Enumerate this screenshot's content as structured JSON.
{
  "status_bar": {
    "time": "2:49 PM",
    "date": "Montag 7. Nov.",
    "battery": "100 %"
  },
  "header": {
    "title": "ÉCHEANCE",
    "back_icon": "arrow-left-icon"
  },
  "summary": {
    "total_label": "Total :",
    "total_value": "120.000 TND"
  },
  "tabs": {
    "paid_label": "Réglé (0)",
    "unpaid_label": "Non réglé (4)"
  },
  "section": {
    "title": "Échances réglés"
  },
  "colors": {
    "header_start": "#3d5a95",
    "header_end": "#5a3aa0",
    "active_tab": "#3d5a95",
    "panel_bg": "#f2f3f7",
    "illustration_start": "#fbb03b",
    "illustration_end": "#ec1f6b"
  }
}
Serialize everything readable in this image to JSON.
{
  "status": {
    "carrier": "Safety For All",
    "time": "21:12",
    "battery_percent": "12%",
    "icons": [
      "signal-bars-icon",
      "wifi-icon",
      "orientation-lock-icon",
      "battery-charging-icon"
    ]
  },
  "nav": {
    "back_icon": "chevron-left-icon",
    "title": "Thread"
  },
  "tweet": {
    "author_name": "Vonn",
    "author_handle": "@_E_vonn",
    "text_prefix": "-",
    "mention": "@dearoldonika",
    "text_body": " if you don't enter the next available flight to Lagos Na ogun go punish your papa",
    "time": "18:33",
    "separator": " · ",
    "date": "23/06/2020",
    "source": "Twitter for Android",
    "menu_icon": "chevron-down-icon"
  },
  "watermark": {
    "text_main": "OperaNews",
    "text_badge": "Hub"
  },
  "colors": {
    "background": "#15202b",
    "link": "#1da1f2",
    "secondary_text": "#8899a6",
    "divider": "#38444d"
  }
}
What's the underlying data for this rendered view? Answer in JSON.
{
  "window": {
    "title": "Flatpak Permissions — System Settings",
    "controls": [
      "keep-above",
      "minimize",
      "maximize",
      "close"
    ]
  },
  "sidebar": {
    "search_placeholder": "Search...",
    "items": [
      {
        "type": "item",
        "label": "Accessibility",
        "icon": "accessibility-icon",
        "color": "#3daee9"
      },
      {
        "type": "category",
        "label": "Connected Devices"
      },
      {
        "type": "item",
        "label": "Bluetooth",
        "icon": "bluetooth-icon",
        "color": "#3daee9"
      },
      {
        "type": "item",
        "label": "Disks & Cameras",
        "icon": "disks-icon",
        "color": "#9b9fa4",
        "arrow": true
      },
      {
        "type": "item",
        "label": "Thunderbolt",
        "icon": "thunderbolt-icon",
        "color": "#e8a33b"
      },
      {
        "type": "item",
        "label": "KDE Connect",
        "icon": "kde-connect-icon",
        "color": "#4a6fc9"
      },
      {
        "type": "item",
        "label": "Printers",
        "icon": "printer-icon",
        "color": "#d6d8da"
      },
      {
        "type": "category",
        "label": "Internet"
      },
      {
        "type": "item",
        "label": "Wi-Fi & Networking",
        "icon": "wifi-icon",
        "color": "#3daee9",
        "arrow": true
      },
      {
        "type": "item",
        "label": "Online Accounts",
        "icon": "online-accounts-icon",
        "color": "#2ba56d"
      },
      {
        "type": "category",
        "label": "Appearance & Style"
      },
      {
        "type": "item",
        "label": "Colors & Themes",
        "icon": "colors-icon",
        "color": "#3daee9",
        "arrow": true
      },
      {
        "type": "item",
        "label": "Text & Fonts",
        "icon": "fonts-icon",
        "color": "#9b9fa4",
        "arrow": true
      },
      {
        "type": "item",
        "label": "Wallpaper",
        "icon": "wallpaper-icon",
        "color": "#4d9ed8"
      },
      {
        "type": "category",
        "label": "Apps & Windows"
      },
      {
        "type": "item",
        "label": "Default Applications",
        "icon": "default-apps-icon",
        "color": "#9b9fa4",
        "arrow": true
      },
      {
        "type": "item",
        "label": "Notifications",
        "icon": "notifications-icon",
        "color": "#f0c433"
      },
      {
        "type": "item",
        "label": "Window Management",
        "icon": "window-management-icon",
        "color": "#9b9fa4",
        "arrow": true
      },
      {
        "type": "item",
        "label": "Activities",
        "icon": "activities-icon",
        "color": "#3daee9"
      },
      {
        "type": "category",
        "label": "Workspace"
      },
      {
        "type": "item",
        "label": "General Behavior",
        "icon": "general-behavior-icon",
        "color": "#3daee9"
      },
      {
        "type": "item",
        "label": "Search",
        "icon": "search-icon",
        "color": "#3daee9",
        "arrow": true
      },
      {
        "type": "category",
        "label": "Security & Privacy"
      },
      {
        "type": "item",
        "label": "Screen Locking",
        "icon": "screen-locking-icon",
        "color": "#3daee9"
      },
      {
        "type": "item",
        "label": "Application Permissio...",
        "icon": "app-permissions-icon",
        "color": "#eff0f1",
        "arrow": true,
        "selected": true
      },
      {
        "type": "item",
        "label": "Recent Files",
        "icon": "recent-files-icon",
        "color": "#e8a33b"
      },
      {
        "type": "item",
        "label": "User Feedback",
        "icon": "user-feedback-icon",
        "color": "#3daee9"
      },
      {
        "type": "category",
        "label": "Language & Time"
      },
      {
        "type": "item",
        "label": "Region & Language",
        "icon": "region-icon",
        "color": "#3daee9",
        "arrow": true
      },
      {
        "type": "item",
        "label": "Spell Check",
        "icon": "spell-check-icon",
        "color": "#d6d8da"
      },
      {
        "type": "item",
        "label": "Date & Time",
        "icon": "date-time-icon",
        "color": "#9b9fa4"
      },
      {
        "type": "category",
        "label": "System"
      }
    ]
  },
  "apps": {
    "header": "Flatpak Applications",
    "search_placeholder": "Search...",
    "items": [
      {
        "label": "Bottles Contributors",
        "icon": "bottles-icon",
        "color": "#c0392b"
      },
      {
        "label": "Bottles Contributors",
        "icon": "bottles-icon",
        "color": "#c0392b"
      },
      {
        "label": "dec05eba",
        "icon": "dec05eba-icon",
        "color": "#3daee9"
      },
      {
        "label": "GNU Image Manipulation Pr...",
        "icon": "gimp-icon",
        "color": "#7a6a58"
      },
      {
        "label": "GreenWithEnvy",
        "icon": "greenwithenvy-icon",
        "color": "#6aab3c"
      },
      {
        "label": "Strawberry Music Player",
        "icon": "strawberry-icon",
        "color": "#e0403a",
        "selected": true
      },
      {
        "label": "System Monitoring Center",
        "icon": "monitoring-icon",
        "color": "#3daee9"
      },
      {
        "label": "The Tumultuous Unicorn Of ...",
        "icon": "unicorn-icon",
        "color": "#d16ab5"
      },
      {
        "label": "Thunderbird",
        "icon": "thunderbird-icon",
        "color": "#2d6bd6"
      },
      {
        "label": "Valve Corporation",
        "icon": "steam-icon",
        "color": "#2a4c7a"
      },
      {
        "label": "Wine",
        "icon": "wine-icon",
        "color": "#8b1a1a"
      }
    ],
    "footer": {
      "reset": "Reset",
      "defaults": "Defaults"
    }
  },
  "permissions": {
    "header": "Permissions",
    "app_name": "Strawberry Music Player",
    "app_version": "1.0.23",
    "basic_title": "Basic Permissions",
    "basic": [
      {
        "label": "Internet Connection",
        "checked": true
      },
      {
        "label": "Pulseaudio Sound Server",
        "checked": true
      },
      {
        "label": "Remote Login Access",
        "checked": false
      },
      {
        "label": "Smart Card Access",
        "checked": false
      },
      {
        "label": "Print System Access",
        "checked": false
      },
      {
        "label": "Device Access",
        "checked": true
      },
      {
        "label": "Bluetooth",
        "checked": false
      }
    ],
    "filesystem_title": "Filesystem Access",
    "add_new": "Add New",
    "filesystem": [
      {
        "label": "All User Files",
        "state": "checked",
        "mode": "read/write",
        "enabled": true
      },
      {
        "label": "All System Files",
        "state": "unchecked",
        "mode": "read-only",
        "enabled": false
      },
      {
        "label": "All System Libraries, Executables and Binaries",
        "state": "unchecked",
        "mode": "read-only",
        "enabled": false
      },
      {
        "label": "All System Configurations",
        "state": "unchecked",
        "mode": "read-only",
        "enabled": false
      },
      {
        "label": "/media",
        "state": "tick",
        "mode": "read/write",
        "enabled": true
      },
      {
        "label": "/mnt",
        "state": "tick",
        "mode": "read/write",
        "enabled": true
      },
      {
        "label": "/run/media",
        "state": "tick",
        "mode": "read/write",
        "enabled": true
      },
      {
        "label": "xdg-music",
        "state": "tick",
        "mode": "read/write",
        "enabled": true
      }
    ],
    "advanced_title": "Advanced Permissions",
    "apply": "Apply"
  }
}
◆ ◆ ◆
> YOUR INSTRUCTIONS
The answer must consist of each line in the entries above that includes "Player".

> RESPONSE BOX
        "label": "Strawberry Music Player",
    "app_name": "Strawberry Music Player",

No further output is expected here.